What’s better than eating duck tongues in an abandoned Wienerschnitzel? Filing my sixth Scouting Report, “New Eastern Spice in San Gabriel has traditional jian bing savory Chinese crepes” on the Los Angeles Times‘ Daily Dish.
Archive for the 'San Gabriel' Category
Thanks to The Astronomer’s “alternate work schedule,” every so often we’re able to meet up for a low-key weekday lunch. We stopped into Miàn during its first week of service for a taste of Chongqing-style noodles. Even though the line for a table was longer than anticipated, the food was well worth the wait, especially the dumplings (surprisingly).
Tony Xu, who last dazzled our tastebuds at Chengdu Taste in Alhambra and Rosemead, keeps the hits coming at his second concept Miàn. The restaurant serves just a dozen different mian (noodles), five kinds of chaoshou (dumplings), and eight appetizers.
A complimentary dish of pickled and lightly spiced cabbage arrived at the table to start.
In the mood for Northern Vietnamese fare, The Astronomer and I, along with our friend Courtney, headed to San Gabriel’s Phở Ngoon for lunch. The newish restaurant, which is located in the same plaza as Boston Lobster, offered a lovely change of pace from the Central and Southern Vietnamese cuisine that we tend to favor.
Upon arriving at the modernly appointed restaurant, we were seated promptly and presented with menus. The one-page bill of fare was awesomely concise, consisting of just three starters and ten mains.
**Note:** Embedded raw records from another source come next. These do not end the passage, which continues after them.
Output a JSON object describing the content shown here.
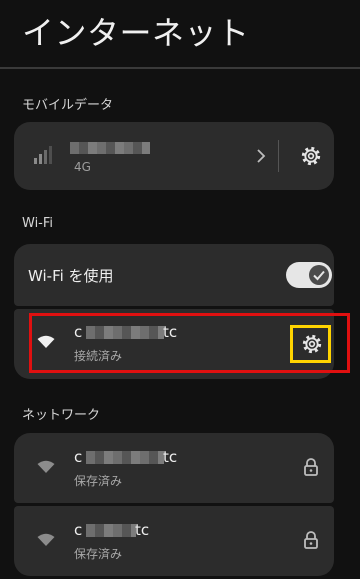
{
  "header": {
    "title": "インターネット"
  },
  "mobile_section": {
    "label": "モバイルデータ",
    "carrier": {
      "sub_label": "4G"
    }
  },
  "wifi_section": {
    "label": "Wi-Fi",
    "use_wifi_label": "Wi-Fi を使用",
    "use_wifi_enabled": true,
    "connected_network": {
      "name_prefix": "c",
      "name_suffix": "tc",
      "status": "接続済み"
    }
  },
  "network_section": {
    "label": "ネットワーク",
    "saved_networks": [
      {
        "name_prefix": "c",
        "name_suffix": "tc",
        "status": "保存済み"
      },
      {
        "name_prefix": "c",
        "name_suffix": "tc",
        "status": "保存済み"
      }
    ]
  },
  "colors": {
    "background": "#111111",
    "card": "#2c2c2c",
    "highlight_red": "#e01010",
    "highlight_yellow": "#ffd400"
  },
  "icons": [
    "signal-icon",
    "chevron-right-icon",
    "gear-icon",
    "wifi-icon",
    "lock-icon",
    "check-icon"
  ]
}
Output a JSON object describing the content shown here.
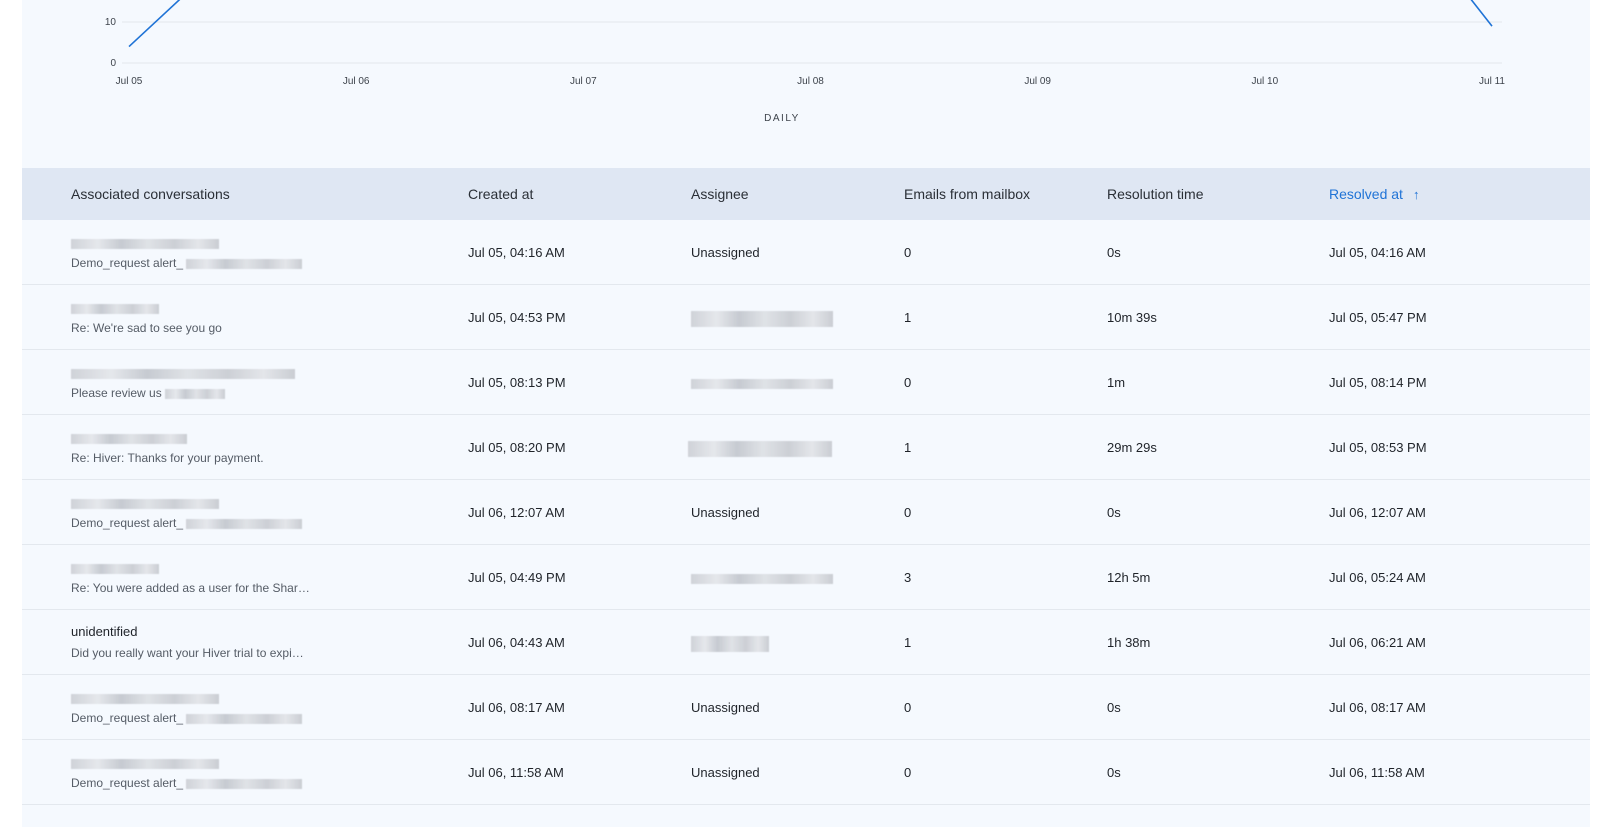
{
  "chart_data": {
    "type": "line",
    "x": [
      "Jul 05",
      "Jul 06",
      "Jul 07",
      "Jul 08",
      "Jul 09",
      "Jul 10",
      "Jul 11"
    ],
    "y_ticks": [
      "10",
      "0"
    ],
    "xlabel": "DAILY",
    "series": [
      {
        "color": "#1f73d6",
        "partial_visible_points": [
          [
            0,
            4
          ],
          [
            0.33,
            21
          ],
          [
            5.83,
            21
          ],
          [
            6,
            9
          ]
        ]
      }
    ]
  },
  "table": {
    "headers": {
      "conversations": "Associated conversations",
      "created": "Created at",
      "assignee": "Assignee",
      "emails": "Emails from mailbox",
      "resolution": "Resolution time",
      "resolved": "Resolved at",
      "sort_icon": "arrow-up-icon"
    },
    "rows": [
      {
        "title": "",
        "subject": "Demo_request alert_",
        "created": "Jul 05, 04:16 AM",
        "assignee": "Unassigned",
        "emails": "0",
        "resolution": "0s",
        "resolved": "Jul 05, 04:16 AM"
      },
      {
        "title": "",
        "subject": "Re: We're sad to see you go",
        "created": "Jul 05, 04:53 PM",
        "assignee": "",
        "emails": "1",
        "resolution": "10m 39s",
        "resolved": "Jul 05, 05:47 PM"
      },
      {
        "title": "",
        "subject": "Please review us",
        "created": "Jul 05, 08:13 PM",
        "assignee": "",
        "emails": "0",
        "resolution": "1m",
        "resolved": "Jul 05, 08:14 PM"
      },
      {
        "title": "",
        "subject": "Re: Hiver: Thanks for your payment.",
        "created": "Jul 05, 08:20 PM",
        "assignee": "",
        "emails": "1",
        "resolution": "29m 29s",
        "resolved": "Jul 05, 08:53 PM"
      },
      {
        "title": "",
        "subject": "Demo_request alert_",
        "created": "Jul 06, 12:07 AM",
        "assignee": "Unassigned",
        "emails": "0",
        "resolution": "0s",
        "resolved": "Jul 06, 12:07 AM"
      },
      {
        "title": "",
        "subject": "Re: You were added as a user for the Shar…",
        "created": "Jul 05, 04:49 PM",
        "assignee": "",
        "emails": "3",
        "resolution": "12h 5m",
        "resolved": "Jul 06, 05:24 AM"
      },
      {
        "title": "unidentified",
        "subject": "Did you really want your Hiver trial to expi…",
        "created": "Jul 06, 04:43 AM",
        "assignee": "",
        "emails": "1",
        "resolution": "1h 38m",
        "resolved": "Jul 06, 06:21 AM"
      },
      {
        "title": "",
        "subject": "Demo_request alert_",
        "created": "Jul 06, 08:17 AM",
        "assignee": "Unassigned",
        "emails": "0",
        "resolution": "0s",
        "resolved": "Jul 06, 08:17 AM"
      },
      {
        "title": "",
        "subject": "Demo_request alert_",
        "created": "Jul 06, 11:58 AM",
        "assignee": "Unassigned",
        "emails": "0",
        "resolution": "0s",
        "resolved": "Jul 06, 11:58 AM"
      }
    ]
  }
}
We shared five dishes between the three of us.
First up was an order of pho cuon ($3.50), a dish that was super-trendy in Hanoi circa 2008 when The Astronomer and I lived in Vietnam. Comprised of thin rice noodle sheets wrapped around lettuce leaves, grilled beef, and fresh mint, the pho cuon was served with nuoc cham for dipping.
While I didn’t care too much for this dish in Hanoi, I quite liked Pho Ngoon’s more robust rendition.
A recent girls’ night out brought me and my gal pals to San Gabriel’s Phong Dinh Restaurant. I’m not sure what constitutes a roaring good time for you and yours, but for me and mine, it’s a killer baked catfish. I roll with the best posse ever.
Thien An in Rosemead has always been my go-to spot for baked catfish, but we decided to try Phong Dinh this evening at the recommendation of my friend Thien. She promised that the catfish here was even better than the one at Thien An.
According to the restaurant’s menu, Chef and Founder Minh Trang was the first to introduce baked catfish (ca dut lo hau giang) to the area in 1994.
Before the star of the show arrived, accoutrements were scattered about the table—a large platter of herbs and lettuce, pickled carrots and daikon, cucumber spears, vermicelli rice noodles, rice papers, and best of all, a tangy-sweet tamarind dipping sauce.
Our waitress revealed that the recipe for the sauce came from her aunt, who hails from Can Tho. Now that I’ve experienced this seriously awesome sauce, I can’t ever go back to eating plain ol’ nuoc cham or mam nem (fermented anchovy dipping sauce) with my catfish. Consider me a changed woman.